## RECORDS
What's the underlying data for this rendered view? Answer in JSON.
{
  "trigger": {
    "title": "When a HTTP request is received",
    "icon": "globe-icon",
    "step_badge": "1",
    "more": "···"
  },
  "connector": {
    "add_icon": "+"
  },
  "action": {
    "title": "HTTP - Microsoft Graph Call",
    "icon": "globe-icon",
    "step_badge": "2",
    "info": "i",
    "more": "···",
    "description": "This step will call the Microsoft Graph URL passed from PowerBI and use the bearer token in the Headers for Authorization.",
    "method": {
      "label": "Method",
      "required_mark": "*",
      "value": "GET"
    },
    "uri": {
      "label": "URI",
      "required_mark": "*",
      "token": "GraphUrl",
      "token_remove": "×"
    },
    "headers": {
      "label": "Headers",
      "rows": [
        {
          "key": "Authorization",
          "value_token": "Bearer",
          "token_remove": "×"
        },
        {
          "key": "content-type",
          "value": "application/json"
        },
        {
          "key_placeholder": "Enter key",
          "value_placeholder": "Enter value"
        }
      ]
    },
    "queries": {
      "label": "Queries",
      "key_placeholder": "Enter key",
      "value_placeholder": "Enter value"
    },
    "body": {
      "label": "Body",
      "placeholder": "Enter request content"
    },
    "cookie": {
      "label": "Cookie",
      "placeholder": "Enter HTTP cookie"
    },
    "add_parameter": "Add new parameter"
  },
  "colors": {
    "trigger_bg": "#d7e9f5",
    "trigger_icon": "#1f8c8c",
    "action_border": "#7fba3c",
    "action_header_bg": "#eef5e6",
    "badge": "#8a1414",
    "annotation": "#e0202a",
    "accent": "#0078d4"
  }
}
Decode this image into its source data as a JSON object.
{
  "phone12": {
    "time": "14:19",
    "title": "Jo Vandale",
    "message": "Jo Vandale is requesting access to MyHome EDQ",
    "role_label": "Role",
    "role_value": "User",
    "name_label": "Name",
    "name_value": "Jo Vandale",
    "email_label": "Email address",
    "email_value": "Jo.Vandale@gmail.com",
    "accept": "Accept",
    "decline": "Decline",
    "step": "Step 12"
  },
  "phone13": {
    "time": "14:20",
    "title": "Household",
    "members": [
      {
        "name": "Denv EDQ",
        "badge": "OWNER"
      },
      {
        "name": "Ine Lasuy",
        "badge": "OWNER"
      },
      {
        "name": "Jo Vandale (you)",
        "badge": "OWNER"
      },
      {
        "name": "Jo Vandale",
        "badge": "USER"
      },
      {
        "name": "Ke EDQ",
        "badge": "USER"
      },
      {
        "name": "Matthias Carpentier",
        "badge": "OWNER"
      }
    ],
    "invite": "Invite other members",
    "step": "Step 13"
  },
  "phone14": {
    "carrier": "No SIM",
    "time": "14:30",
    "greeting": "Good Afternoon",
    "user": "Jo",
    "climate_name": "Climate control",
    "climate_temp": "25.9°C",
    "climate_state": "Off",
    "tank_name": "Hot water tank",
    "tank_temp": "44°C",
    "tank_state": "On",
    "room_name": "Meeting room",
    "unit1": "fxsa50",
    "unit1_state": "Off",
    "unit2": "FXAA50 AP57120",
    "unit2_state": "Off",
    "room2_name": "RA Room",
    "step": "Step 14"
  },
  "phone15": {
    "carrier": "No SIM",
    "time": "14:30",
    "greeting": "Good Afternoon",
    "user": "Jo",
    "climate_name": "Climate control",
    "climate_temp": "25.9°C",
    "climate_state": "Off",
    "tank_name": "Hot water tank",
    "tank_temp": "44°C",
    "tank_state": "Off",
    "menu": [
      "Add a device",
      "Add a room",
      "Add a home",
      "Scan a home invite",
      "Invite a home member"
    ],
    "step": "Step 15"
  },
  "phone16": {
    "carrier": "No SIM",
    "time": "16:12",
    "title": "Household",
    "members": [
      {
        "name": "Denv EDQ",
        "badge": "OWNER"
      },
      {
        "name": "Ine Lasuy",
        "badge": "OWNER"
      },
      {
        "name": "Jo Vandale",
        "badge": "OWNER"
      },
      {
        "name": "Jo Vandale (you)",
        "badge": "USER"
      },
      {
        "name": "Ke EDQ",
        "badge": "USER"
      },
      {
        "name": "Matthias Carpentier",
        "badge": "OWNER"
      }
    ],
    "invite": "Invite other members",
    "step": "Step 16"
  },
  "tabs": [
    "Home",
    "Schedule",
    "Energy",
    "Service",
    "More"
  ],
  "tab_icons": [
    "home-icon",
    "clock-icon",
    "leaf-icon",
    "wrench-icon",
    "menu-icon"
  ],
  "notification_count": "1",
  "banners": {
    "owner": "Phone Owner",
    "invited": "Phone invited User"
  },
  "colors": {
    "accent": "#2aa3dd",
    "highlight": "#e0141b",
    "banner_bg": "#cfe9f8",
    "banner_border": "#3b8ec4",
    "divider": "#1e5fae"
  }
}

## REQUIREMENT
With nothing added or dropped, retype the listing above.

## TASK RESULT
What's the underlying data for this rendered view? Answer in JSON.
{
  "trigger": {
    "title": "When a HTTP request is received",
    "icon": "globe-icon",
    "step_badge": "1",
    "more": "···"
  },
  "connector": {
    "add_icon": "+"
  },
  "action": {
    "title": "HTTP - Microsoft Graph Call",
    "icon": "globe-icon",
    "step_badge": "2",
    "info": "i",
    "more": "···",
    "description": "This step will call the Microsoft Graph URL passed from PowerBI and use the bearer token in the Headers for Authorization.",
    "method": {
      "label": "Method",
      "required_mark": "*",
      "value": "GET"
    },
    "uri": {
      "label": "URI",
      "required_mark": "*",
      "token": "GraphUrl",
      "token_remove": "×"
    },
    "headers": {
      "label": "Headers",
      "rows": [
        {
          "key": "Authorization",
          "value_token": "Bearer",
          "token_remove": "×"
        },
        {
          "key": "content-type",
          "value": "application/json"
        },
        {
          "key_placeholder": "Enter key",
          "value_placeholder": "Enter value"
        }
      ]
    },
    "queries": {
      "label": "Queries",
      "key_placeholder": "Enter key",
      "value_placeholder": "Enter value"
    },
    "body": {
      "label": "Body",
      "placeholder": "Enter request content"
    },
    "cookie": {
      "label": "Cookie",
      "placeholder": "Enter HTTP cookie"
    },
    "add_parameter": "Add new parameter"
  },
  "colors": {
    "trigger_bg": "#d7e9f5",
    "trigger_icon": "#1f8c8c",
    "action_border": "#7fba3c",
    "action_header_bg": "#eef5e6",
    "badge": "#8a1414",
    "annotation": "#e0202a",
    "accent": "#0078d4"
  }
}
Decode this image into its source data as a JSON object.
{
  "phone12": {
    "time": "14:19",
    "title": "Jo Vandale",
    "message": "Jo Vandale is requesting access to MyHome EDQ",
    "role_label": "Role",
    "role_value": "User",
    "name_label": "Name",
    "name_value": "Jo Vandale",
    "email_label": "Email address",
    "email_value": "Jo.Vandale@gmail.com",
    "accept": "Accept",
    "decline": "Decline",
    "step": "Step 12"
  },
  "phone13": {
    "time": "14:20",
    "title": "Household",
    "members": [
      {
        "name": "Denv EDQ",
        "badge": "OWNER"
      },
      {
        "name": "Ine Lasuy",
        "badge": "OWNER"
      },
      {
        "name": "Jo Vandale (you)",
        "badge": "OWNER"
      },
      {
        "name": "Jo Vandale",
        "badge": "USER"
      },
      {
        "name": "Ke EDQ",
        "badge": "USER"
      },
      {
        "name": "Matthias Carpentier",
        "badge": "OWNER"
      }
    ],
    "invite": "Invite other members",
    "step": "Step 13"
  },
  "phone14": {
    "carrier": "No SIM",
    "time": "14:30",
    "greeting": "Good Afternoon",
    "user": "Jo",
    "climate_name": "Climate control",
    "climate_temp": "25.9°C",
    "climate_state": "Off",
    "tank_name": "Hot water tank",
    "tank_temp": "44°C",
    "tank_state": "On",
    "room_name": "Meeting room",
    "unit1": "fxsa50",
    "unit1_state": "Off",
    "unit2": "FXAA50 AP57120",
    "unit2_state": "Off",
    "room2_name": "RA Room",
    "step": "Step 14"
  },
  "phone15": {
    "carrier": "No SIM",
    "time": "14:30",
    "greeting": "Good Afternoon",
    "user": "Jo",
    "climate_name": "Climate control",
    "climate_temp": "25.9°C",
    "climate_state": "Off",
    "tank_name": "Hot water tank",
    "tank_temp": "44°C",
    "tank_state": "Off",
    "menu": [
      "Add a device",
      "Add a room",
      "Add a home",
      "Scan a home invite",
      "Invite a home member"
    ],
    "step": "Step 15"
  },
  "phone16": {
    "carrier": "No SIM",
    "time": "16:12",
    "title": "Household",
    "members": [
      {
        "name": "Denv EDQ",
        "badge": "OWNER"
      },
      {
        "name": "Ine Lasuy",
        "badge": "OWNER"
      },
      {
        "name": "Jo Vandale",
        "badge": "OWNER"
      },
      {
        "name": "Jo Vandale (you)",
        "badge": "USER"
      },
      {
        "name": "Ke EDQ",
        "badge": "USER"
      },
      {
        "name": "Matthias Carpentier",
        "badge": "OWNER"
      }
    ],
    "invite": "Invite other members",
    "step": "Step 16"
  },
  "tabs": [
    "Home",
    "Schedule",
    "Energy",
    "Service",
    "More"
  ],
  "tab_icons": [
    "home-icon",
    "clock-icon",
    "leaf-icon",
    "wrench-icon",
    "menu-icon"
  ],
  "notification_count": "1",
  "banners": {
    "owner": "Phone Owner",
    "invited": "Phone invited User"
  },
  "colors": {
    "accent": "#2aa3dd",
    "highlight": "#e0141b",
    "banner_bg": "#cfe9f8",
    "banner_border": "#3b8ec4",
    "divider": "#1e5fae"
  }
}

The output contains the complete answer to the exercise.